The record companies (I think we're down to 3 majors now?) are loosing their stranglehold, artists can gain a following without them. Same thing with books--independent publishing is allowing another channel of books to be published, with some of those authors moving to traditional publishers.

I don't see any way a Walmart founded artists colony would work. Even if it were successful, we'd just get more commercial, sanitary Thomas Kincaid type artists, or their equivalent in music or other formats.

Mo Rage said...

With "cable" getting more and more expensive, I see more and more people eventually bailing on it.

As for cars, you're right, most of America isn't set up for going car-less. That said, some of the kids are doing it. Naturally, they're doing it by depending on others but still, they're doing it and in significant numbers.

Modern music distribution is being taken over by the artists themselves. Some of the best indicators of this right now are Solala, Pentatonix and Lake Street Dive. They create their own music, of course, and then post it on YouTube, as the best example. They seem to be making it. Then, for smaller name groups, there's Kickstarter and other online sites to help them raise funds. It's far from perfect but at least some corporation isn't buying them up, taking all the money and starving the artists.

Lou Reed and Miles Davis? "...talented artists who only musicians love"? They made millions, each, and it wasn't just from other musicians.

Asheville, North Carolina is a great example of one of these artist colonies that both works AND doesn't end up with, like your example, Thomas Kincaid-type artists (God forbid). And it should only be an initial infusion of money to get it started, too, not an ongoing dependency. If it matters to anyone, Branson is going to die as it is. Some, maybe plenty, would cheer. For anyone in that area who either depends on it for a living or who just cares, if it doesn't evolve into something else soon, it's going to collapse in on itself, financially and economically.

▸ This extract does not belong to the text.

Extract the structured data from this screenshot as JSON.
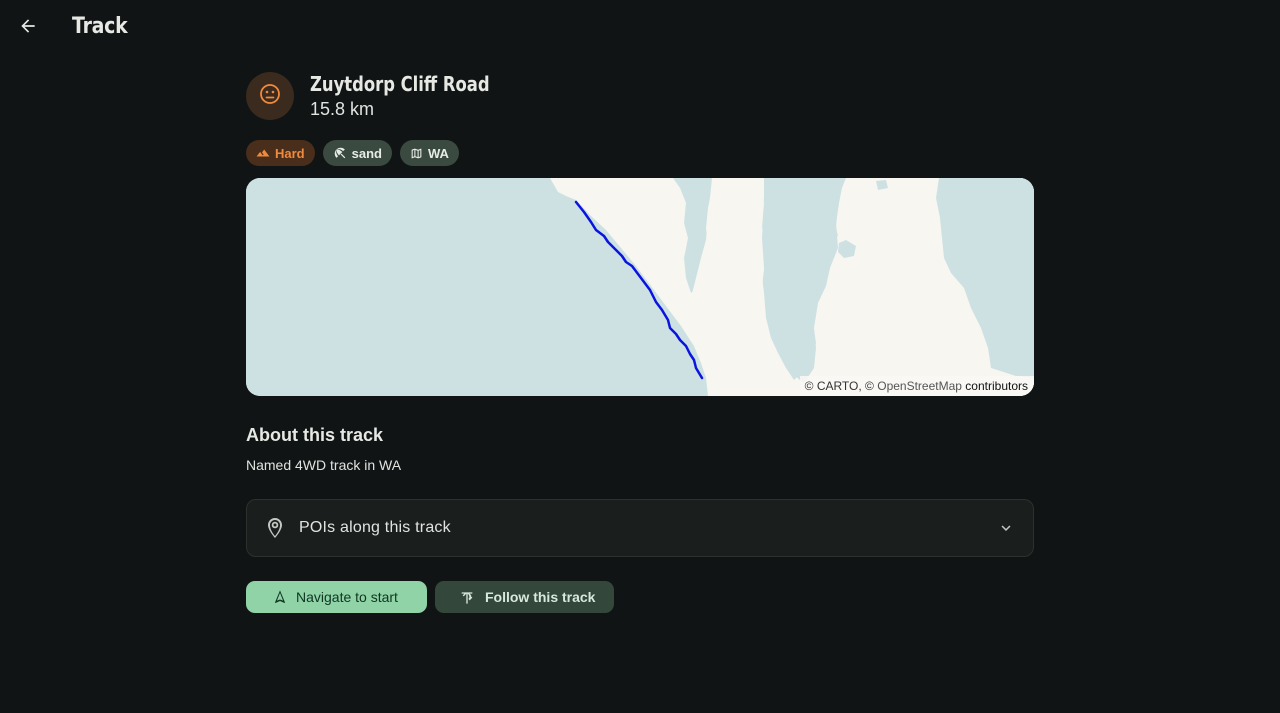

Sevesteen said...

"by depending on others"...that's the key. Not just cooperative dependence, but in general having someone else pay the bulk of the costs as well. NYC is one of the American systems where riders pay the largest share of fares, even that leave 45% subsidized.

The Starland Vocal Band (and I'm not claiming that they are better) peaked higher than the highest albums of Miles Davis, Lou Reed or Velvet Underground. Have you listened to Bitches Brew? Almost everyone into jazz who doesn't actually play has a copy that they've listened to once and then put away. The joke of Velvet Underground is that their first album only sold 10,000 copies, but everyone who bought one started a band. Lou has some minor hits after VU, but he's always been more cult than anything else.

I didn't say creating an artist's colony was impossible...just not with Walmart.

Mo Rage said...

Is there no benefit to be acknowledged for the "greater good"?

On Miles And Lou Reed and, in fact, on any artist you don't "get", just because we don't get them, doesn't mean it has no value or listening pleasure. What about Lou Reed's "Walk on the Wild Side"?

Why couldn't one or more of the Waltons make a contribution to Branson transforming itself into a successful artists colony? I shouldn't think there's any reason they couldn't. Or even wouldn't.

Sevesteen said...

Walk on the Wild Side is a great song...but also Lou's most pop-influenced despite the content--and I suspect that if people knew what the lyrics were referring to, it wouldn't have gone that far. Have you listened to more than 3 or 4 Lou Reed or Velvet Underground songs in the past 3 or 4 years?

Lots of Miles is great and accessible to mere mortals...but again, have you listened to Bitches Brew? I'm not saying it shouldn't have been released--by that time Miles had more than paid his dues.

The Waltons could easily make a contribution...but what sort of artists would that attract? I think it would get commercial illustrators and jingle writers, not artists and musicians.

Mo Rage said...

On both Lou Reed and Miles, I make your point. I almost singularly only really hear "Walk on the Wild Side" and while I do have a Miles CD, I rarely listen to it, truth be told, and have never once heard "Bitches Brew."

Good artists are desperate, too, you know.